### Assignment
Copy out all the entries shown below, exactly as they appear.

Entries from a dataset of interfaces
= = = = =

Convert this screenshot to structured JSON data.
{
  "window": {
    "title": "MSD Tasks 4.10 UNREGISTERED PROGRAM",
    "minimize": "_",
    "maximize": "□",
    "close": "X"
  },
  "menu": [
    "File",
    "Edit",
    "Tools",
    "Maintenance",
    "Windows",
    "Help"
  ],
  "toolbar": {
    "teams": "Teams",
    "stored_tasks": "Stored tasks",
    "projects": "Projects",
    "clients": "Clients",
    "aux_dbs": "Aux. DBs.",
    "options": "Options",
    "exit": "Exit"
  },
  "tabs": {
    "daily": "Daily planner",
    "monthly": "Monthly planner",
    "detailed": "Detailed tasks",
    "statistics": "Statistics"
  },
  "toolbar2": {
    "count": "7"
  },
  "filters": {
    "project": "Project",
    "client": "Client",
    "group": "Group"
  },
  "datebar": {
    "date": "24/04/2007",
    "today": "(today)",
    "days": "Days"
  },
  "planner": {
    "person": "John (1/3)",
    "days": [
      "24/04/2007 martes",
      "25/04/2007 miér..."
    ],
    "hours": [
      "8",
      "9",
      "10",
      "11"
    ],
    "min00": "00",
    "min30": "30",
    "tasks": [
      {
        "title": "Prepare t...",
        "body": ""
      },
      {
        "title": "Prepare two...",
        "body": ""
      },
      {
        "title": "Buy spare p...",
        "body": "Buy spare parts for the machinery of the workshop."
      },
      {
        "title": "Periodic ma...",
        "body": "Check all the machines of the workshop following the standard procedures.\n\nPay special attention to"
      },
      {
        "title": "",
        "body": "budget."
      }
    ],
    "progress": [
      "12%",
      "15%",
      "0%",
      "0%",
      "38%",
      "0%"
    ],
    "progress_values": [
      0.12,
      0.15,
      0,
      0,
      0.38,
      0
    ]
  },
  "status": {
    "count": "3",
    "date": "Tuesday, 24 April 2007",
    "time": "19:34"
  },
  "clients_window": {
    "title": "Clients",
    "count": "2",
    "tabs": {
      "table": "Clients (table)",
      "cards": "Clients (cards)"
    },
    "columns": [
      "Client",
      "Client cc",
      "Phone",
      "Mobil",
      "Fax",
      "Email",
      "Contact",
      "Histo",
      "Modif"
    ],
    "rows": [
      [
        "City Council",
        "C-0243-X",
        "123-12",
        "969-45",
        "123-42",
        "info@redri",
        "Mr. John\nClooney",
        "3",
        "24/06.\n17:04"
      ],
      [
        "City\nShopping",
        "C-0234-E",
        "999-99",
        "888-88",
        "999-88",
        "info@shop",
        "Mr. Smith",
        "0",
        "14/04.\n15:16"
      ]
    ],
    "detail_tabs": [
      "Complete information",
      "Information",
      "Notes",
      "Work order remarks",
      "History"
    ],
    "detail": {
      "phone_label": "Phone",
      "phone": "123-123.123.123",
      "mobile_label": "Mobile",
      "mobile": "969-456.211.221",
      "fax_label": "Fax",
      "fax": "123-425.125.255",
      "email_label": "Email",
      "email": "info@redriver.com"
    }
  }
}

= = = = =

### Exercise solution
Convert this screenshot to structured JSON data.
{
  "window": {
    "title": "MSD Tasks 4.10 UNREGISTERED PROGRAM",
    "minimize": "_",
    "maximize": "□",
    "close": "X"
  },
  "menu": [
    "File",
    "Edit",
    "Tools",
    "Maintenance",
    "Windows",
    "Help"
  ],
  "toolbar": {
    "teams": "Teams",
    "stored_tasks": "Stored tasks",
    "projects": "Projects",
    "clients": "Clients",
    "aux_dbs": "Aux. DBs.",
    "options": "Options",
    "exit": "Exit"
  },
  "tabs": {
    "daily": "Daily planner",
    "monthly": "Monthly planner",
    "detailed": "Detailed tasks",
    "statistics": "Statistics"
  },
  "toolbar2": {
    "count": "7"
  },
  "filters": {
    "project": "Project",
    "client": "Client",
    "group": "Group"
  },
  "datebar": {
    "date": "24/04/2007",
    "today": "(today)",
    "days": "Days"
  },
  "planner": {
    "person": "John (1/3)",
    "days": [
      "24/04/2007 martes",
      "25/04/2007 miér..."
    ],
    "hours": [
      "8",
      "9",
      "10",
      "11"
    ],
    "min00": "00",
    "min30": "30",
    "tasks": [
      {
        "title": "Prepare t...",
        "body": ""
      },
      {
        "title": "Prepare two...",
        "body": ""
      },
      {
        "title": "Buy spare p...",
        "body": "Buy spare parts for the machinery of the workshop."
      },
      {
        "title": "Periodic ma...",
        "body": "Check all the machines of the workshop following the standard procedures.\n\nPay special attention to"
      },
      {
        "title": "",
        "body": "budget."
      }
    ],
    "progress": [
      "12%",
      "15%",
      "0%",
      "0%",
      "38%",
      "0%"
    ],
    "progress_values": [
      0.12,
      0.15,
      0,
      0,
      0.38,
      0
    ]
  },
  "status": {
    "count": "3",
    "date": "Tuesday, 24 April 2007",
    "time": "19:34"
  },
  "clients_window": {
    "title": "Clients",
    "count": "2",
    "tabs": {
      "table": "Clients (table)",
      "cards": "Clients (cards)"
    },
    "columns": [
      "Client",
      "Client cc",
      "Phone",
      "Mobil",
      "Fax",
      "Email",
      "Contact",
      "Histo",
      "Modif"
    ],
    "rows": [
      [
        "City Council",
        "C-0243-X",
        "123-12",
        "969-45",
        "123-42",
        "info@redri",
        "Mr. John\nClooney",
        "3",
        "24/06.\n17:04"
      ],
      [
        "City\nShopping",
        "C-0234-E",
        "999-99",
        "888-88",
        "999-88",
        "info@shop",
        "Mr. Smith",
        "0",
        "14/04.\n15:16"
      ]
    ],
    "detail_tabs": [
      "Complete information",
      "Information",
      "Notes",
      "Work order remarks",
      "History"
    ],
    "detail": {
      "phone_label": "Phone",
      "phone": "123-123.123.123",
      "mobile_label": "Mobile",
      "mobile": "969-456.211.221",
      "fax_label": "Fax",
      "fax": "123-425.125.255",
      "email_label": "Email",
      "email": "info@redriver.com"
    }
  }
}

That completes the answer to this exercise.